Date of Award


Document Type

Open Access Thesis

Degree Name

Medical Doctor (MD)



First Advisor

Adrienne Socci

Second Advisor

Theodore Miclau


Abstract: INTERNATIONAL ACADEMIC PARTNERSHIPS IN ORTHOPAEDIC SURGERY. Michael J. Flores. Department of Orthopaedics & Rehabilitation, Yale University, School of Medicine, New Haven, CT.

Introduction: Orthopaedic-related disease (ORD) is one of the leading health challenges faced worldwide and is a significant cause of global morbidity and mortality, especially in low- and middle-income countries (LMICs). In recent years, international orthopaedic outreach to address the global burden of ORD has received greater attention due to initiatives such as the Lancet Commission on Global Surgery (LCGS). Many strategies have been considered to address the global burden of ORD, most commonly though volunteer trips by orthopaedic surgeons from high-income countries (HICs) to underserved areas. However, volunteerism often does not deliver on many of the principles outlined in the LCGS required for sustainable improvements in the availability of safe, affordable surgical care. Orthopaedic international academic partnerships (O-IAPs) are established on the pillars of clinical care, research, education, advocacy, and humanitarianism, as outlined in the LCGS. The purpose of this thesis is to increase understanding of the current state of O-IAPs worldwide though describing the current global quality, quantity, and location of O-IAPs as well as the quality, quantity, and content of their research output.

Methods: The current study is a three-phase comprehensive overview of O-IAPs worldwide. Phase one involved a systematic review of the literature published by O-IAPs to identify current partnership characteristics and locations as well as research quantity, quality, and content. A systematic search was conducted within 4 databases using a librarian-curated search based on orthopaedic-related terms AND LMIC-related terms. Phase two involved developing a rating scale for evaluating O-IAPs through expert consensus in the form of a modified Delphi approach. Three rounds of surveys listing possible topics on a 5-point Likert scale were used to develop consensus. Closing consensus criteria for topic inclusion in the final scale was determined as a rating of “Strongly Agree” or “Agree” by ≥70% of the participants in the third survey. Phase three was a cross-sectional survey sent to the corresponding authors identified in phase one to rate their own O-IAP level of engagement. Author emails identified in phase one were sent a survey with the rating scale from phase two and questions regarding demographic information and partnership barriers they have faced. In all phases, descriptive data was analyzed using Microsoft Excel and Stata 17 and inferential statistics were analyzed using Stata 17. Survey data was created and stored on REDCap.

Results: In phase one, there were 21,145 articles screened and 310 publications extracted, published in 127 journals.

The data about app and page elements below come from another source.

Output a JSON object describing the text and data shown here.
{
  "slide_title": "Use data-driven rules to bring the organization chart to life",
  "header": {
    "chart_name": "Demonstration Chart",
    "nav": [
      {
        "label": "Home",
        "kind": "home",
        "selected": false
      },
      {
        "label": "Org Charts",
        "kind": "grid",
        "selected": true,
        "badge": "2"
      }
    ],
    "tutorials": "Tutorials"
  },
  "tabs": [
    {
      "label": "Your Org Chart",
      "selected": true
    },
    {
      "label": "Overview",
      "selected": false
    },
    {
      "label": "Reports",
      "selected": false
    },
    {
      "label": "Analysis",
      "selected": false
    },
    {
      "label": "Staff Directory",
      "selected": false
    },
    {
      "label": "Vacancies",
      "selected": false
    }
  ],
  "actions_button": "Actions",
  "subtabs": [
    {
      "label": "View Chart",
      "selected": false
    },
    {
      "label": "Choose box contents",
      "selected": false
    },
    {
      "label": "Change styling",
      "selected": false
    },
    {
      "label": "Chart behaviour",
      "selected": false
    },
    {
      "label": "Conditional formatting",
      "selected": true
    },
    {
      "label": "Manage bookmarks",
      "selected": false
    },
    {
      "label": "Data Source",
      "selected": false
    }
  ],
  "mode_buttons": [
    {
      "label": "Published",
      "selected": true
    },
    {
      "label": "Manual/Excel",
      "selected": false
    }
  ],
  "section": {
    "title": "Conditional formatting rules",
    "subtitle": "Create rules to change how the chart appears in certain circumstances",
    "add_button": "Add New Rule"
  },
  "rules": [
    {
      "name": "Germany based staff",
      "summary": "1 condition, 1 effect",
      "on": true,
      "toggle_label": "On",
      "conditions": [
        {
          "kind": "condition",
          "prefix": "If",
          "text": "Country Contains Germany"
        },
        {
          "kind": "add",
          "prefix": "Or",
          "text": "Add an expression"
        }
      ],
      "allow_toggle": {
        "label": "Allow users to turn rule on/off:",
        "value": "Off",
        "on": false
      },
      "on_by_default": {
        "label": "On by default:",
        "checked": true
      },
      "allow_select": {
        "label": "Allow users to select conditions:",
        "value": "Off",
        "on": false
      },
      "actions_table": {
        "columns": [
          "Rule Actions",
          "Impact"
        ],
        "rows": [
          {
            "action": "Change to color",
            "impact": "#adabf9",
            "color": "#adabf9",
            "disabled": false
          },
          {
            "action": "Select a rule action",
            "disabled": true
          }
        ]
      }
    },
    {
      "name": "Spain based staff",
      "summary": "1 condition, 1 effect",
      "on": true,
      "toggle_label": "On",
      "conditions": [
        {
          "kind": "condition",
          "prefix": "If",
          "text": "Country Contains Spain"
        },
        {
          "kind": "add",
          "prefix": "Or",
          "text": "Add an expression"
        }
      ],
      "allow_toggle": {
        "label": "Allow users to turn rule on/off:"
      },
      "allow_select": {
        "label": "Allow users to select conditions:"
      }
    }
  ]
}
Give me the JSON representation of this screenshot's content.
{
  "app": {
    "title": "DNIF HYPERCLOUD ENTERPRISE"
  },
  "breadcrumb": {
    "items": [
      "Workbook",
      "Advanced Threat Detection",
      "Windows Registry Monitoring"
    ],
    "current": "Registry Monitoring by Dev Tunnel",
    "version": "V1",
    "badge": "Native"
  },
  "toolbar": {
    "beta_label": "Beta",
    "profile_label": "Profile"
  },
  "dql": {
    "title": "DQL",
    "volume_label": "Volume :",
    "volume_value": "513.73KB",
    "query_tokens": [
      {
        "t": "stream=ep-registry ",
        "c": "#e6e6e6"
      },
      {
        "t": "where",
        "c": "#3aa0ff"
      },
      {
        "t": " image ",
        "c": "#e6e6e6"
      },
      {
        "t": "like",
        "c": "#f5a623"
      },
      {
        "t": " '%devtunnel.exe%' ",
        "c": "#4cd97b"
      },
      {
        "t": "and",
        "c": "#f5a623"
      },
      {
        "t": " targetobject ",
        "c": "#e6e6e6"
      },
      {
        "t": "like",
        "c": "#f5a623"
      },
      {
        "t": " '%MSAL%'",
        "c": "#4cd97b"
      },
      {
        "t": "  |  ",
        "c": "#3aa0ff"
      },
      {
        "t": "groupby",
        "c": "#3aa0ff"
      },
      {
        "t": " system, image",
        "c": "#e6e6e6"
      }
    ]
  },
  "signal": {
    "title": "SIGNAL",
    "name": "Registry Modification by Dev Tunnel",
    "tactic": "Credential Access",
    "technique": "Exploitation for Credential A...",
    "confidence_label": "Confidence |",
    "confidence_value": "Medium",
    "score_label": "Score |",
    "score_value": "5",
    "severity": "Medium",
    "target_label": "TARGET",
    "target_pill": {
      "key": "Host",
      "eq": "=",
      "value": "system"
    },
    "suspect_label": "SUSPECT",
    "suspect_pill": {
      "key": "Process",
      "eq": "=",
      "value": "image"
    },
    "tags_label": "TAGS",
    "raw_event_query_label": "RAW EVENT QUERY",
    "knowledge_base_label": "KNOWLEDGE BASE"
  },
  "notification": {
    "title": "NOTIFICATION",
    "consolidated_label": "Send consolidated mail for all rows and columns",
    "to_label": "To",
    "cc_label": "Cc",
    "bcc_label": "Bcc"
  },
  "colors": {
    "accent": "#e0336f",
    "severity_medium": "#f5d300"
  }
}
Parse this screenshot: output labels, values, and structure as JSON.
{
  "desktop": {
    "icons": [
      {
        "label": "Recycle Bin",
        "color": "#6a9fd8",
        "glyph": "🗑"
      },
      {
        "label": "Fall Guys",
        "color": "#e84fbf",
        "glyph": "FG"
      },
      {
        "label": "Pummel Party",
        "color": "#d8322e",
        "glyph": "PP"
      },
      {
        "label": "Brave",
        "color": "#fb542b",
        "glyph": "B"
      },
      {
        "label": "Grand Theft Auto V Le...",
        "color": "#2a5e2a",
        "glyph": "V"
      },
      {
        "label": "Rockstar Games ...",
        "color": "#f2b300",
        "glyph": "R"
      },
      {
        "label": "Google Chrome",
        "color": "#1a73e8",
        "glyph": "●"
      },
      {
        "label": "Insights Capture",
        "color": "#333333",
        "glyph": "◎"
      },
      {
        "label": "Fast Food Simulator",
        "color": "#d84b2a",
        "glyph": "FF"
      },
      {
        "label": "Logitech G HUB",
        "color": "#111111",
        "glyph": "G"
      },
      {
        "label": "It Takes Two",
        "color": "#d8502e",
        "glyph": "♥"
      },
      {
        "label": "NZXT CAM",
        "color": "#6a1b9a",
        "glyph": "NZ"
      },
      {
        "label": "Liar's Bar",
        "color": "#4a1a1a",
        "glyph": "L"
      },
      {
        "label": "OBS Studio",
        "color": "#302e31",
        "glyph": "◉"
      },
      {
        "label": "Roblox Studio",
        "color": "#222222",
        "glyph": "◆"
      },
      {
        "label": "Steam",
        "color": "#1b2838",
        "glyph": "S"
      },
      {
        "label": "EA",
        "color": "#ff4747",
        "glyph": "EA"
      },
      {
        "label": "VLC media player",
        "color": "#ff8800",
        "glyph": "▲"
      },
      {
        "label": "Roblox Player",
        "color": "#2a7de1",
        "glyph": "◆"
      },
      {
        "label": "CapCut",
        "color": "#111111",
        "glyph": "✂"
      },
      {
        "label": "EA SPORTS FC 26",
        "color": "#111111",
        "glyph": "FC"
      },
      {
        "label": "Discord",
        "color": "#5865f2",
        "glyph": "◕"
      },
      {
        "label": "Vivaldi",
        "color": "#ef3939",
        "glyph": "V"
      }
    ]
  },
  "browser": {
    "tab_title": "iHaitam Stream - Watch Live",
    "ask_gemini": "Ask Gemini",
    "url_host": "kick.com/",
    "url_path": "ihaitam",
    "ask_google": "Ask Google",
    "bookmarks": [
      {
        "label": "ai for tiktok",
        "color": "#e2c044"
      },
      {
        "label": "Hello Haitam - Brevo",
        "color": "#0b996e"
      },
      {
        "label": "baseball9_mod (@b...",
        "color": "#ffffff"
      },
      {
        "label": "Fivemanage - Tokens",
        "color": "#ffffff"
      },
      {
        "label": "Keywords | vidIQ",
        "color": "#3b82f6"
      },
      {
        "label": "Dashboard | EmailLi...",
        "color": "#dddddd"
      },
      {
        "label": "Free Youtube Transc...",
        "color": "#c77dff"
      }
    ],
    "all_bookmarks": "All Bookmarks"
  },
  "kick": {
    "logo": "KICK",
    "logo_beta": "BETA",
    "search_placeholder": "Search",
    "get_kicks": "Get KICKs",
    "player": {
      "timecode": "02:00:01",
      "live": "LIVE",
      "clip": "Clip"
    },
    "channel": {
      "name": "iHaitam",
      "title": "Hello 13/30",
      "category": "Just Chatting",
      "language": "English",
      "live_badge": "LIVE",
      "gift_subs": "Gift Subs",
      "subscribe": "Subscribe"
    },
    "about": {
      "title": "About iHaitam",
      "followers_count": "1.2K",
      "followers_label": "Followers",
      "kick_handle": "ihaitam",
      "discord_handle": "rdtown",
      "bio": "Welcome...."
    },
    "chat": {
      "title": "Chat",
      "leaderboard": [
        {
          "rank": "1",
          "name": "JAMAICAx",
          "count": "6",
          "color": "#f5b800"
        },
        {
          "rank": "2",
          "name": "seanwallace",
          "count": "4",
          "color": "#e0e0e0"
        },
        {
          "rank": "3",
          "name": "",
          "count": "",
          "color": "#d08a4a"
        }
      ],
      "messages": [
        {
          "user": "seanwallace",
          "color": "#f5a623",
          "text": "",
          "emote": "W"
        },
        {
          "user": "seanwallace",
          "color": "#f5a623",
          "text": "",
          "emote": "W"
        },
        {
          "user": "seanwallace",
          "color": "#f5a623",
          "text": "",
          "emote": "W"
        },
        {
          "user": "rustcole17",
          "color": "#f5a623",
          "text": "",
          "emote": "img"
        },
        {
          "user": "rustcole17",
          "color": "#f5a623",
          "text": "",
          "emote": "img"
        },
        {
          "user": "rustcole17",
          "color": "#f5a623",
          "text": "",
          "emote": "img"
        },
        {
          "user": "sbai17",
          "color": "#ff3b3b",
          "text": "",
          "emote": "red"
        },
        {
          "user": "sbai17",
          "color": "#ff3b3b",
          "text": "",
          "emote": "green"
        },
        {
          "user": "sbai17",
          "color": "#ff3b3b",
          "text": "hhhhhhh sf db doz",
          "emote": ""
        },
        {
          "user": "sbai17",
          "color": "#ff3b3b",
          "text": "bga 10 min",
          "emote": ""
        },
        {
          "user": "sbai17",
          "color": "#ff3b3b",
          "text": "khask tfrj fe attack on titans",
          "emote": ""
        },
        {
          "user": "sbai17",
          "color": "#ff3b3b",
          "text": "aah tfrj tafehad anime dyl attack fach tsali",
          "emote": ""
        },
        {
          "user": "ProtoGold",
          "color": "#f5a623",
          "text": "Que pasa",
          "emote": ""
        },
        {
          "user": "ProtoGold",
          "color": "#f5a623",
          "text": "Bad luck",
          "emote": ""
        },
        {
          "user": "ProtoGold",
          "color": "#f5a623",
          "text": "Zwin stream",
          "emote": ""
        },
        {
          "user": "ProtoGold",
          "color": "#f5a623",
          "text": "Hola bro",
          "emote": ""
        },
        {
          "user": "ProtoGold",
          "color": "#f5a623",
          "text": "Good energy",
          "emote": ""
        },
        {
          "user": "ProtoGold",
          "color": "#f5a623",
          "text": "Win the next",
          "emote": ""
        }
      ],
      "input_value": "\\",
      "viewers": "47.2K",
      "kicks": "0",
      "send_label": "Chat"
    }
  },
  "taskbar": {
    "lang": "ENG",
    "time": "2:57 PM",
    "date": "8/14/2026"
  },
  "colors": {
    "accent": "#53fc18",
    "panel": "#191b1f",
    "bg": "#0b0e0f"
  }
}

The weighted average journal impact factor was 2.98. The most common study design was retrospective. There were 41 HICs and 65 LMICs represented in the O-IAPs. The most common subspecialty was trauma, and the most common article subject was related to injury. In phase two, there were 50 experts who participated in the modified Delphi, who found consensus on 54 topics for the scale organized into 5 general categories: Research, Advocacy/Leadership, Training/Surgical Skills, Exchange of Knowledge/Education, and Sustainability and Safety (RATE-Scale). In phase three, there were 445 emails identified and 60 participants completed the survey. There were 27 HICs and 41 LMICs represented in the partnerships, as some partnerships involved multiple countries. The overall mean RATE-Scale total was 67.8 points (level III engagement). The categories with the highest percentages of mean total points were Research (81.9%) and Advocacy (81.1%). Nearly half of the partnerships rated their engagement level at a level IV (48.3%). The most common barrier identified was lack of funding (13, 28.3%), followed by political unrest (6, 13.0%) and COVID-19 (4, 8.7%). Most participants indicated that their O-IAP barriers were not or only partially resolved (40, 66.7%).

Conclusion: The current thesis is a comprehensive overview of the current state of O-IAPs worldwide. It identified partnerships in 106 countries in all the orthopaedic subspecialties. This thesis can provide information to help simplify and facilitate the needed expansion of O-IAPs worldwide.


This is an Open Access Thesis.

Open Access

This Article is Open Access